Whisk eggs together in a separate bowl, then add to bowl and mix well.
After the eggs are completely mixed in, add the remaining 3 cups of flour. If you have a hard time mixing the flour in, add a tablespoon of warm water at a time.
Cover with a sheet of wax paper and a towel over that.
Let the dough sit in a warm area for about 45 minutes. You'll notice the dough has risen.
Lay out a pastry cloth (or use your counter top). Sprinkle flour over cloth.
Roll out dough into a 1/4 in. sized oval/square. (as shown above)
Preheat oven to 375 degrees.
Melt 1/2 stick of butter and brush it onto the layer of rolled out dough.
Leave about 1/2 inch of the dough un-coated.
Spread brown sugar over the butter layer. It's okay to add extra brown sugar to fill out the center.
Sprinkle cinnamon all over the brown sugar layer. I add extra cinnamon for a punch.
Roll the dough layer up!
Form the roll into a ring and add it to a greased baking sheet.
Cut around the ring. Leave about 1/3 of an inch attached to the ring. You don't want to cut the ring into individual rolls.

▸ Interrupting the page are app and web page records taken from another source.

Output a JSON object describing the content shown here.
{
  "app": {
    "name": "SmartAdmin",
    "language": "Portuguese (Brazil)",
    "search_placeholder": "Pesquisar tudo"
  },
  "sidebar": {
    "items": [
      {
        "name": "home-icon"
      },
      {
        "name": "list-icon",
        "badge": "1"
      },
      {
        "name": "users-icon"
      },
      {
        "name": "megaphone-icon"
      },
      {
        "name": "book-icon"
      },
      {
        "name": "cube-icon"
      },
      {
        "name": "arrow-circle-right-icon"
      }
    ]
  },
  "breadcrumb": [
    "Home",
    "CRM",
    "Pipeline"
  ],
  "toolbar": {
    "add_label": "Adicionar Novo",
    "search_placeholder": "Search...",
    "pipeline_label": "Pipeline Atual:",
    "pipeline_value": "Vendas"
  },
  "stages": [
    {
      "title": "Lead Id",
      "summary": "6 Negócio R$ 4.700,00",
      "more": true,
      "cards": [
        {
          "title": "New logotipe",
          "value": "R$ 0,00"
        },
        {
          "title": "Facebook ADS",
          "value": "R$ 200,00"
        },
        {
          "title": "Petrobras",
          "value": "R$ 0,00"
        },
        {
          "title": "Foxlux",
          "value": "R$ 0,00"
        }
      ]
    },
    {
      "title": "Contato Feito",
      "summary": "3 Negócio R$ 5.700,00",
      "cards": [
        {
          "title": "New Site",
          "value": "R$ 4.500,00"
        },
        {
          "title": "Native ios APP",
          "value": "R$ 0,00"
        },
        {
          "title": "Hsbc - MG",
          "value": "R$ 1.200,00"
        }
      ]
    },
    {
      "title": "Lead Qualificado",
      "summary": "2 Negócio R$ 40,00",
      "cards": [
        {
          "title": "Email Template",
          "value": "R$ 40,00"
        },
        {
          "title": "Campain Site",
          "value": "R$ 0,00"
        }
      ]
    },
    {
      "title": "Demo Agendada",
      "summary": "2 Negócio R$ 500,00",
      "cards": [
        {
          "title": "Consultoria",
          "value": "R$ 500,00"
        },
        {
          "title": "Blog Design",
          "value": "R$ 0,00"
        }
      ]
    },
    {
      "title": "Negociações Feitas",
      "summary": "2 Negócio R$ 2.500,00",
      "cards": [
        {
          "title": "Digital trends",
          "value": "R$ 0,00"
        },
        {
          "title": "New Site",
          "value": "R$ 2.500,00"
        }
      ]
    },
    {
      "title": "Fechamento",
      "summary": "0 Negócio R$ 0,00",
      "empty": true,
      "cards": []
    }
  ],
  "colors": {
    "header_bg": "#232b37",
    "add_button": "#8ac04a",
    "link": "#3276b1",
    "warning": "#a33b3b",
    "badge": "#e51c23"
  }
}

It should look like the photo above once you are one cutting around the ring
They are about 1 inch thick!
Now time to twist.
I thought this was going to be a hard part, but I got the hang of it pretty quick! Take the cut slits and twist them about five times to form the shape above. I wish I could get more descriptive but this is a hard step to explain. I'll have to put a tutorial on youtube!
Twist all the pieces until your ring looks like this! It looks like little mummies playing ring around the rosie.
Push all the twist together an towards the center. Try not to press down or flatten the dough!
Let the ring cook for 28-30 minutes in the oven. It'll be golden brown on top.
Place the ring on a cooling rack for about an hour or so.
The ring needs to completely cool before adding the icing.
Remove the ring from the pan onto it's serving plate. Do this with a spatula. Scrape the bottom of the ring with the spatula before moving it over. Just in case it's stuck to the pan with a brown sugar glaze.
Time to make the Icing!
Melt the butter. Mix in the powered sugar, vanilla, and milk until you get a creamy and icy texture. You might need to add more powdered sugar if it's too runny, or more milk if it's too thick.
I drizzled the frosting all the way around the ring with a spoon. Cindy usually ices it like a cake! You can choose the method that's easier for you. I topped the icing with fall sprinkles for Halloween!
If you don't enjoy making the ring, don't give it to anyone. Because you'll have people requesting it over an over again.